warnings that nearly all of "backup/recovery
E:" capacity has been used up; only 2.57 megabytes
remain out of 14.6 gigabytes.
canít afford a new laptop. Should I move files to an
external drive to free up space?
Grantham, St. Paul, Minn.
Your PC isnít running out of hard disk space. Some
data is in the wrong place and needs to be moved.
what happened. Dell "partitioned" your PC hard
drive into three segments that are electronically walled
off from each other. Thereís the "C" drive,
which contains more than 90 percent of the 320
gigabytes. It stores most programs and data. Then thereís
the "D" or "E" drive, a 14.6
gigabyte segment that contains Windows recovery
software. And thereís a "Dellutility"
segment that contains about 100 megabytes of diagnostic
of your data that should have been stored on the C drive
was instead stored on the E drive, nearly filling it up.
You need to copy that data to another location, such as
an external hard drive, then delete it from the E drive.
Windows Explorer to open your E drive. Copy, then
delete, all files except the following vital files that
must be left alone: $RECYCLE BIN$ (may not be visible

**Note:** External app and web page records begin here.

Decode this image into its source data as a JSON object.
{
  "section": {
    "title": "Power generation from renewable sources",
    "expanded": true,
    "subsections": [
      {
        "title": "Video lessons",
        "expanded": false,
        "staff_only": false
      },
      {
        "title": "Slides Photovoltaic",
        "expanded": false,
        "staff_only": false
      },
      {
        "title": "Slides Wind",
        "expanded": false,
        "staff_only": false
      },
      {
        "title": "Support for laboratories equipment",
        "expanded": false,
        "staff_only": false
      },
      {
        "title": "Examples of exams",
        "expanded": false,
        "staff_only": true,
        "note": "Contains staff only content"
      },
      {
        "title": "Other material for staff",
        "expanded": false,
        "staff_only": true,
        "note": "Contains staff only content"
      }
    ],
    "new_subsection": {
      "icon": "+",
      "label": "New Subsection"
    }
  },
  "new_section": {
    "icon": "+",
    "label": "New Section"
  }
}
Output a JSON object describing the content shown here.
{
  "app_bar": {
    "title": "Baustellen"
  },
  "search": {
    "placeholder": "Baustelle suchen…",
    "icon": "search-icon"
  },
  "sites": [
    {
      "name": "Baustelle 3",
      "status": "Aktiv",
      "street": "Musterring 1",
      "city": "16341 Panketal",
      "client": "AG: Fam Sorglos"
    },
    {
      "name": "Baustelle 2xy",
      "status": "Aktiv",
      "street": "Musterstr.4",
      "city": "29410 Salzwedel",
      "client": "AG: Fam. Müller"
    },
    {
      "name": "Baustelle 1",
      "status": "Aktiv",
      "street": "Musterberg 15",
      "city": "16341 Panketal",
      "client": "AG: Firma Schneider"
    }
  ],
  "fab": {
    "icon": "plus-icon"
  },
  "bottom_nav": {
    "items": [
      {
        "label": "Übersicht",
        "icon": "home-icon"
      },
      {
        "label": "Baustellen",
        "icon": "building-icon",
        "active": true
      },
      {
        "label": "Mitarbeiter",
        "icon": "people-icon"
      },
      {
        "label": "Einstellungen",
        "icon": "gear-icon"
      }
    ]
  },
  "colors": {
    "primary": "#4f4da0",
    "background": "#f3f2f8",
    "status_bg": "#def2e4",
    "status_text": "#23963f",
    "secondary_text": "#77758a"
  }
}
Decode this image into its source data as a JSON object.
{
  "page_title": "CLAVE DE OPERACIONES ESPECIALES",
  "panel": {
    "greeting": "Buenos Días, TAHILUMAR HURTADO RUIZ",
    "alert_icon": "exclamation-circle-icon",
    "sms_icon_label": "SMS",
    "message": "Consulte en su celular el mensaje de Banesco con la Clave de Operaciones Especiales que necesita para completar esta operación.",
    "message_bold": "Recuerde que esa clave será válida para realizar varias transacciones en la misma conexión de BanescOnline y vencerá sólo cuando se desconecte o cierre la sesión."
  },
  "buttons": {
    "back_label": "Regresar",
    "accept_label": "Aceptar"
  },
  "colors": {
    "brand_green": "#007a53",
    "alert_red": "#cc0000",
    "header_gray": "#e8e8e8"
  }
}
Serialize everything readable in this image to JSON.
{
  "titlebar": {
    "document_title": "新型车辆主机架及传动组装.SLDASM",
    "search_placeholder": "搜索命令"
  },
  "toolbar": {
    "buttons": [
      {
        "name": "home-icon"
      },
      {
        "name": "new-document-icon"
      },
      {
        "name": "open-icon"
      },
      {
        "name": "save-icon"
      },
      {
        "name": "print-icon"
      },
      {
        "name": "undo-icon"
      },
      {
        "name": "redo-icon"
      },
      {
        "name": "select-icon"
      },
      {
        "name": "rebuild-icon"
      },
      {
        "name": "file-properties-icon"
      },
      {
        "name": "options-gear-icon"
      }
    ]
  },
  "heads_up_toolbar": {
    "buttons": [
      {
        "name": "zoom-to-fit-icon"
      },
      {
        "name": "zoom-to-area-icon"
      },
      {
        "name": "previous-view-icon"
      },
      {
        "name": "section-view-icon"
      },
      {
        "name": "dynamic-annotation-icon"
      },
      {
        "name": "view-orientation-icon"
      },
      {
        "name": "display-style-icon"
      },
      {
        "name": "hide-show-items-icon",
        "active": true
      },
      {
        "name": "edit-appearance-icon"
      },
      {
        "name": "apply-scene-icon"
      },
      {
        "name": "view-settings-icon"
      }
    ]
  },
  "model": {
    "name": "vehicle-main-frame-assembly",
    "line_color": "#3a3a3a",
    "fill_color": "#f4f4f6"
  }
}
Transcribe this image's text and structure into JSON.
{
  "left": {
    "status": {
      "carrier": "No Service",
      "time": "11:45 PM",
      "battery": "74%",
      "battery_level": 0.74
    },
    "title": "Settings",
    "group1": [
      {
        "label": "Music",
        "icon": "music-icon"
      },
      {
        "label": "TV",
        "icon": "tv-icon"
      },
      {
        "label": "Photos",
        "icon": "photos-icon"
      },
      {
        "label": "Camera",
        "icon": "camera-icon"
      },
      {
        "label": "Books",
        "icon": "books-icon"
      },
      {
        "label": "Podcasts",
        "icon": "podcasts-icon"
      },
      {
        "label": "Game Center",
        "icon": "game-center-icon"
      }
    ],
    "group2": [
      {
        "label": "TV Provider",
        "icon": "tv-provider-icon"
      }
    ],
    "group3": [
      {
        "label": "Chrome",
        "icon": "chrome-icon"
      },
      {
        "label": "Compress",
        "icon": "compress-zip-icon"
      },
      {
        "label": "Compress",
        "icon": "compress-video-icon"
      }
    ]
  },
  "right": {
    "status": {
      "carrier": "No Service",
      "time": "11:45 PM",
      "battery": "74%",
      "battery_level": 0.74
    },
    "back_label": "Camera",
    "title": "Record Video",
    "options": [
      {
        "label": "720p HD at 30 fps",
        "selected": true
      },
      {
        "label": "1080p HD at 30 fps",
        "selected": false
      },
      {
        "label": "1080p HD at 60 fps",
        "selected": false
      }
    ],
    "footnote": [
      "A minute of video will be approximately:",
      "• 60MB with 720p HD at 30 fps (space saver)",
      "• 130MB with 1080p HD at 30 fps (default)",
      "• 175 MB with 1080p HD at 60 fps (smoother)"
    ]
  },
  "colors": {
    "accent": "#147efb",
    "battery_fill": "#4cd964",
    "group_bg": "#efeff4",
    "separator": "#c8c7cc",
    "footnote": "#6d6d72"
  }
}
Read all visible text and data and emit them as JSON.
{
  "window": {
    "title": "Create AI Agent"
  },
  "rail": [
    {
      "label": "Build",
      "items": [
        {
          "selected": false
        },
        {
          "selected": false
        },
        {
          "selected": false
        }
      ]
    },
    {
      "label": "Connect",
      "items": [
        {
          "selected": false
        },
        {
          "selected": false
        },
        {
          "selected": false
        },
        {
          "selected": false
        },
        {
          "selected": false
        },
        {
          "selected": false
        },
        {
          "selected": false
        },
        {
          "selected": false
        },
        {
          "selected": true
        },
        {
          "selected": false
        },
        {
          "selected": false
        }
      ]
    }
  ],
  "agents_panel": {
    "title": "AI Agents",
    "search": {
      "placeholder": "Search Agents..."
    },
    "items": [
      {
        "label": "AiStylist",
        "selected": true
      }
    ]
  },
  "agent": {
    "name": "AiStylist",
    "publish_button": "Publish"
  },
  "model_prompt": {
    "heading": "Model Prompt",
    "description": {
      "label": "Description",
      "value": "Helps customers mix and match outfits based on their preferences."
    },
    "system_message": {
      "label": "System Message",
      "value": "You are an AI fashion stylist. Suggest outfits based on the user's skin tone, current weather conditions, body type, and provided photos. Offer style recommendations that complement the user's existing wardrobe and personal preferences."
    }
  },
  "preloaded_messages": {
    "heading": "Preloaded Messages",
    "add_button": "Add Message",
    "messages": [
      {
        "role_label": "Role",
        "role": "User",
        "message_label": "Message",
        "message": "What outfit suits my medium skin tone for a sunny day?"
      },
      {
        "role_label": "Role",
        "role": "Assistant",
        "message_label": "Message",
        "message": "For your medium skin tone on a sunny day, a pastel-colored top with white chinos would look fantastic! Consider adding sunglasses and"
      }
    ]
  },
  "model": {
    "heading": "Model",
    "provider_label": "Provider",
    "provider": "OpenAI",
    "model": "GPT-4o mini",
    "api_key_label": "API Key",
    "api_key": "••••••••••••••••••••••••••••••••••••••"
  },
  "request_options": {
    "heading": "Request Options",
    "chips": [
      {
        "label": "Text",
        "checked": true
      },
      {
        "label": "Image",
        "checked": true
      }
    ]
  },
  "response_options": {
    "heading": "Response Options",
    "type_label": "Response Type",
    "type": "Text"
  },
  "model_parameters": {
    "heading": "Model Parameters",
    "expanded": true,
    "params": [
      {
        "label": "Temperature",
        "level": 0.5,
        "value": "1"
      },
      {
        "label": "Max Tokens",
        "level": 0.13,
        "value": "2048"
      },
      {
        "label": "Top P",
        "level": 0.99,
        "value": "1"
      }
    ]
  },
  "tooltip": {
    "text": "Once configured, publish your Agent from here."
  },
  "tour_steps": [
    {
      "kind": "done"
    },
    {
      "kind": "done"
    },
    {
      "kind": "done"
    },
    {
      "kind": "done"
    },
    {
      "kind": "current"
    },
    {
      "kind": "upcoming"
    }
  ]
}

because itís a "hidden file"); Dell; Program
Files; Program Data (may not be visible); Sources;
System Volume Information (may not be visible); Tools;
Users; Windows. Once you delete the other files on E,
your PC should operate normally. If youíve deleted any
programs, reinstall them on your C drive. You can move
data from the external drive to the C drive as needed.
My Toshiba external hard drive abruptly stopped working.
No PC I connected to the drive could read it, and for a
while I got the message that there was no data on the
drive. Because there are pictures on the drive that I
canít replace, I took it to a local repair shop, where
I was told they could read the data on the drive for me.
I didnít take them up on it, and now the disk drive
seems worse off because no PC can even detect it. What
should I do?
Sanor, Alliance, Ohio
The electronics that run the disk drive arenít
functioning, but the photos may still be stored on the
driveís magnetic disk, which doesnít require any
power to retain its data. The fact that your PC got a
"no data" message from the damaged drive doesnít
mean the data isnít still there.
best option is to take the device to a repair shop that
has equipment that can power-up the damaged drive long
enough to copy the data from the disk. This isnít
always possible, but it often can be done.
the disk drive is less than two years old, you may be
able to make a claim under Toshibaís warranty, though
that will be only for the drive itself, not the cost of
retrieving data. For warranty details, see tinyurl.com/ohz3uak.